More than 880 Dutch citizens have filed a class-action lawsuit against their government for its failure to take action on climate change, The Guardian reported.

Hearings are scheduled to start in the Hague tomorrow, marking the “first case in the world to use existing human rights and tort law to hold a government responsible for failing to reduce carbon emissions fast enough.”

Those involved in the suit are trying to force the Dutch government to “implement policies to reduce its emissions by between 25% and 40% below 1990 levels by 2020,” the target established for develop nations by the Intergovernmental Panel on Climate Change (IPCC).

The lawsuit was brought by environmental activist group Urgenda. Member Dennis van Berkel told The Guardian, “We wanted to show that this is not just one organisation that had an idea but it’s a broad movement of people who are very concerned about climate change and believe it’s necessary to sue the state over it.”

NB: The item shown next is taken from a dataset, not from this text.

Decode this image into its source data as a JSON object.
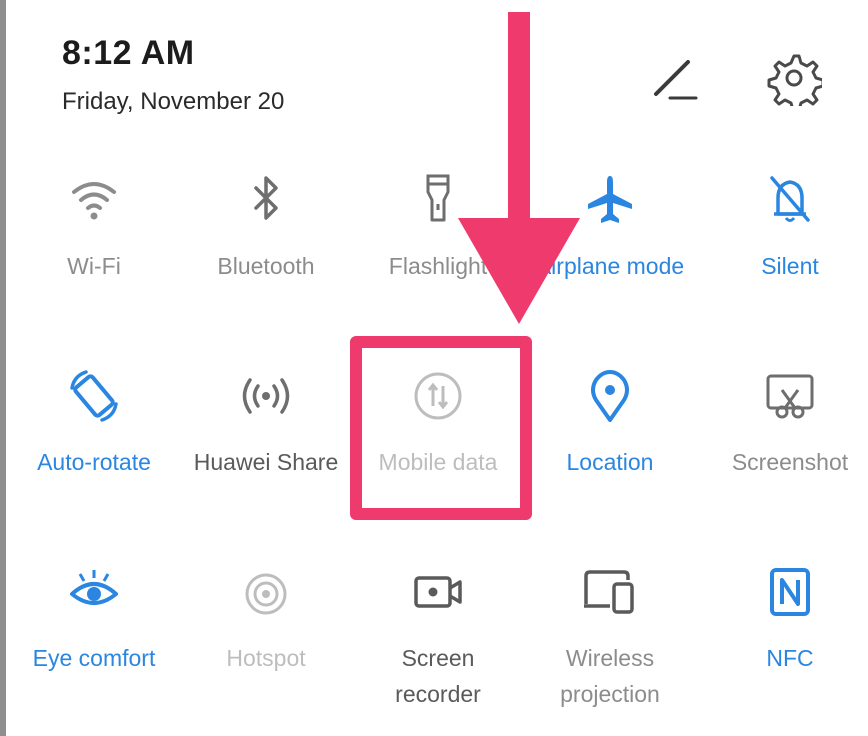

Among those acting as plaintiffs on behalf of Urgenda are national weatherman Reinier van de Berg and Joos Ockels, whose late husband, Wubbo Ockels, was the first Dutch citizen in space. Wubbo founded the renewable energy foundation Happy Energy during his retirement, and gave an impassioned speech about climate change from his death bed last year.

“What is wrong with our mindset?” he said. “Our earth has cancer. I have cancer, too. If only I could take you to space, you would see that this is your only planet; you have no spare.”

Ambassador for the World Wildlife Federation and famous Dutch DJ Gregor Salto is also one of the plaintiffs. “Everybody is waiting for the government to take action, but the government has done so little,” he said. “If the case succeeds, they will be forced to take action. If you look at Denmark, they’ve managed [to reduce emissions], so why can’t we? I want the Dutch to lead the way in this.”

Urgenda began its fight in 2012 when it wrote a letter to the Dutch government, telling it that they would head to court if it didn’t take action on carbon emissions. Now they hope that their efforts will start a chain reaction of other countries mounting similar campaigns. In Belgium, lawyers, along with more than 8,500 citizen supporters, are currently working on a case against their government.

Maybe a similar case could do some good in the United States, too. Given that the vast majority of Republicans in Congress deny climate change to protect their fossil fuel industry donors, it’s unlikely the government is going to accomplish anything without being forced by the courts.